1. Be Patient
I get really excited to try my beer. I usually drink all my hydrometer samples, even straight out of the boil kettle: trub and all. When I’m bottling, I’ll usually pour myself a glass out of the fermenter just to see how the beer tastes at this point. Even flat, it usually tastes pretty good.
When I bottle condition, I usually start sampling the beer after about 5 days. With most beers, this works out well, but I have had some batches with unpleasant flavors at this point. I had a porter that tasted like sucking on a penny, a pale ale that was just harsh and unpleasant. I think this is because the yeast haven’t completely fermented out the priming sugar, and there are still some intermediate byproducts the yeast clean up after a while.
Both of the beers mentioned above turned out to be excellent once they sat for another week. So, be patient. Flavors change quickly, especially at the beginning. A matter of a few days can allow a beer to mellow, fill out and become fully carbonated.
Getting to sample your beer isn’t a race. Even though you want to try it as soon as possible, don’t write it off as a lost cause the first time you try it. Be patient.
2. Change It
Sometimes you can tell when a beer isn’t going to be what you wanted from the recipe. Your sample as you transfer from the kettle tastes flat and lifeless or doesn’t have the base flavor you wanted for your beer.
Don’t despair, there are nearly-infinite possibilities at this point. Was that pale ale lacking the hop flavor and aroma you wanted? Dry hop in the fermenter. Heck, dry hop any beer and see how it turns out. Does the beer seem to lack complexity? Add molasses or Belgian Candi to the fermenter.You can even add spices to complement and change the flavors in your beer.
If you don’t like it, change it.
3. Cook With It
Some beers are good, but they can be a bit overwhelming. I made a ginger stout for a competition. It was a good beer, but even twelve ounces started to feel like work by the time you got to the bottom of the bottle. It was a milk stout, and the lactose made the finished beer feel heavy in the mouth. The ginger flavor was strong, and enjoyable for the first few sips. It quickly took on the role of palette-abuser.

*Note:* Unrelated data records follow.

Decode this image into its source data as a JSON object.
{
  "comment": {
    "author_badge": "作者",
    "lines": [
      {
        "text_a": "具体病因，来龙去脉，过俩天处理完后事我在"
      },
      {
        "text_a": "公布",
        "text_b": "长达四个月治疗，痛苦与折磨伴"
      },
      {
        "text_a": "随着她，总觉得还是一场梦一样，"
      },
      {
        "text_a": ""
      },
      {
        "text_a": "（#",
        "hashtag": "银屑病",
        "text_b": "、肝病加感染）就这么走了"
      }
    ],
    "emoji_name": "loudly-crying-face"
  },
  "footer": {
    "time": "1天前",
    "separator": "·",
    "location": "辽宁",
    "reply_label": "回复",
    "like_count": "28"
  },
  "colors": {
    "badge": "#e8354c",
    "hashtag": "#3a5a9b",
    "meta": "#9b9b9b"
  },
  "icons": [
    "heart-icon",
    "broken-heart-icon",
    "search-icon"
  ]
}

The strong roast notes and overpowering ginger flavor made a great braising liquid. Beer contributes bitterness, which is not found in many recipes, so a dose of beer can really brighten up a dish or add a new dimension to it.
If you’ve made a good beer, but it’s a bit much on its own, try adding it to your cooking. Pick a dish it will meld with, and see how it can transform the flavor and the experience of that meal.
When to Dump
If you’re thinking about dumping your beer, try these three tips to save it. Do all three on the same batch to see if there is any hope for your beer. The learning will be worth it.
If your beer was just bad, you’ll probably want to dump it. If it is unpleasantly contaminated or you just can’t stand the flavor at all, don’t be ashamed to dump it down the drain. That is part of the learning process.